3. The Southside Trail Loop

The Southside Trail, which runs on the opposite side of Johns Brook from the Phelps Trail, is a hidden gem of the valley. Technically unmaintained for the last few years, it sees far less traffic than the popular route on the other side, and is still relatively easy to follow. Pass the DEC’s Interior Outpost then cross a spectacular (and relatively new) suspension bridge over a deep gorge in the brook before heading north along single and double track. Keep your eyes peeled for numerous pools down and left in Johns Brook—perfect for cooling down on a hot summer day. Cross Johns Brook and double back on the Phelps Trail. The whole loop is roughly 5.9 miles.

Bushnell Falls. | Courtesy: Allan Beaufour

4. Bushnell Falls

The 20-foot Bushnell Falls sits on Johns Brook just 1.5-miles uphill (southwest) of JBL and makes a great spot to cool off, do some swimming, or have lunch only a short distance from the lodge. The falls cut through bedrock to form a deep gorge on the brook, and are fun to combine with nearly every other hike in the area.

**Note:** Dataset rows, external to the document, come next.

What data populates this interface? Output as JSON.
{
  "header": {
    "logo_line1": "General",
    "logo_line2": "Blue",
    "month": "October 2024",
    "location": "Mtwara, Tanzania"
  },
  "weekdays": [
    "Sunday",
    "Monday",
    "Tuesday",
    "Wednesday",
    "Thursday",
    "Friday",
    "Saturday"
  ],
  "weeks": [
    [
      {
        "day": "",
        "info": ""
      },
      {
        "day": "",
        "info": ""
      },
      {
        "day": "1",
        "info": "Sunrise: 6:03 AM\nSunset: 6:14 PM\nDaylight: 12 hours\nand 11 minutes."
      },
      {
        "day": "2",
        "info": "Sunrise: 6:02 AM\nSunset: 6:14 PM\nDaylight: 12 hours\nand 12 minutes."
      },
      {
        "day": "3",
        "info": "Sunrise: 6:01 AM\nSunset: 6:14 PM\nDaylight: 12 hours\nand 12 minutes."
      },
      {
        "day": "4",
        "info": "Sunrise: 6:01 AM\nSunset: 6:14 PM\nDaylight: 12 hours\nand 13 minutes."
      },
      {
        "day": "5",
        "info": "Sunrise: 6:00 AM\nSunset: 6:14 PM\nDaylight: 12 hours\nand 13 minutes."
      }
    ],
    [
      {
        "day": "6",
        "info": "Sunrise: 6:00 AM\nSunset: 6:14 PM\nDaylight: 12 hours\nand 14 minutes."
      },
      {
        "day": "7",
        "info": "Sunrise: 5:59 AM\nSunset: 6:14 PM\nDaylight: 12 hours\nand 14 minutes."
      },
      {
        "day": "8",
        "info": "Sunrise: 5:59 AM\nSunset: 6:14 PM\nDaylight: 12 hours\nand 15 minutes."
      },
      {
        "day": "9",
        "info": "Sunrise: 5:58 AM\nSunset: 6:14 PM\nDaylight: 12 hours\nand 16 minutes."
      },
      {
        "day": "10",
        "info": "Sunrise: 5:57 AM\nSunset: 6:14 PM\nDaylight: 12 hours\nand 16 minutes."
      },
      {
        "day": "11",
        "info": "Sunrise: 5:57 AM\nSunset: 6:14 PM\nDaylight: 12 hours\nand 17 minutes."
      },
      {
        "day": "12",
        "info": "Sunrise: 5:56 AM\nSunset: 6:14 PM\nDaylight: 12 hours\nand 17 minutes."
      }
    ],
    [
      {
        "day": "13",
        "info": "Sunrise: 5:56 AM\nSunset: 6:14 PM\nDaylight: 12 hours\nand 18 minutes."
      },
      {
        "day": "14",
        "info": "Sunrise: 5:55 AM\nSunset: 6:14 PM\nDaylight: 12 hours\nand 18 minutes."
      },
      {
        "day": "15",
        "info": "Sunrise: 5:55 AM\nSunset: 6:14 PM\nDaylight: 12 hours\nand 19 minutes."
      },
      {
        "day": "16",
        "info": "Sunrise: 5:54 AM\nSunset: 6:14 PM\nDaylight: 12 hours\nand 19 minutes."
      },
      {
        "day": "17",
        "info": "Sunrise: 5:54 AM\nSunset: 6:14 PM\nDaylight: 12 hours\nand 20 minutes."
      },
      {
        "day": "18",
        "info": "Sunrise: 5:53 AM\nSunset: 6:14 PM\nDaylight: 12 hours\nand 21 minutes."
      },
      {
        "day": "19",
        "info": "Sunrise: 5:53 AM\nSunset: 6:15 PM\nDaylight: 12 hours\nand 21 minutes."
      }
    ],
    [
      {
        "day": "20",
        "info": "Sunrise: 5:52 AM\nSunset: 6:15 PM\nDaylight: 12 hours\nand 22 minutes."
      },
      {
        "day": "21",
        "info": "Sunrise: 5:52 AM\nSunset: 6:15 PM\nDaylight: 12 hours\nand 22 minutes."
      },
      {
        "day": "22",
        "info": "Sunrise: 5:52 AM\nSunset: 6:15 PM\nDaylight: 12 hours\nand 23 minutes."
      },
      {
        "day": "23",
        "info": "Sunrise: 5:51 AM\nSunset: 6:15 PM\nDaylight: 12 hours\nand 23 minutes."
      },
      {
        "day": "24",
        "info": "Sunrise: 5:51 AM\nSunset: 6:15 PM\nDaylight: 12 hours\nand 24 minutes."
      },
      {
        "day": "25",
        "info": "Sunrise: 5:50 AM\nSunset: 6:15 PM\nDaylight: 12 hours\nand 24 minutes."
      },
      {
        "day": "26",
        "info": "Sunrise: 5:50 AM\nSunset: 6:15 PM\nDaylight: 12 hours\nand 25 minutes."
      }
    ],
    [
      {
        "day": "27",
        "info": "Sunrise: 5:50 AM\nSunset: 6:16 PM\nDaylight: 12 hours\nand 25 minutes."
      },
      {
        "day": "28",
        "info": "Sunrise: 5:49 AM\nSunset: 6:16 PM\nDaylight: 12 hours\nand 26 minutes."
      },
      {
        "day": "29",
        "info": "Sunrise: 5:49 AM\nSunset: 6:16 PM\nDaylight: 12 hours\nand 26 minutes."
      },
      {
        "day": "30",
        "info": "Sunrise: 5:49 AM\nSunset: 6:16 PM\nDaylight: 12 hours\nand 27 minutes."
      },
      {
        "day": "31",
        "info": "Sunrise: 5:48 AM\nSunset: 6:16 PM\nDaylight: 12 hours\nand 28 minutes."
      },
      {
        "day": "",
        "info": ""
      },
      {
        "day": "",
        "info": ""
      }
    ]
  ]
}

Mount Marcy from the Wolfjaws. | Credit: Ryan Wichelns

5. Upper and Lower Wolfjaw Mountains

It’s only 1.9 steep miles from JBL up the Woodsfall and Wolfjaw Trails to the deep saddle between the two Wolfjaw Peaks. From the col, it’s 0.5 miles one-way to Lower Wolfjaw and 0.9 miles to Upper Wolfjaw, both of which offer great views along the Great Range and into the Marcy Group to the southwest. For a more interesting climb, consider hiking the Bennies Brook slidepath from the Southside Trail to the summit of Lower Wolfjaw. The path has been scraped down to bedrock, so bring shoes with good, grippy rubber, but it never gets too steep.

Mount Marcy from Mount Haystack, during a Great Range Traverse. | Credit: Ryan Wichelns

6. The Great Range Traverse

Completing the entire Great Range Traverse from JBL is one of the lest-exhausting ways to complete this bucket list and still incredibly difficult hike. Start from the Lodge and hike uphill on the Phelps Trail early in the morning to summit Mount Marcy near sunrise. Then begin working your way northeast, tagging Haystack, Basin, Saddleback, Gothics, Armstrong, Upper Wolfjaw, and Lower Wolfjaw. If collecting the 46er peaks is your goal, you can head back down to JBL for a well-deserved dinner. But if you want to complete the entire traverse itself, keep heading downhill to Keene Valley—Spending the night prior at JBL will have cut off more than 3.5 miles of hiking.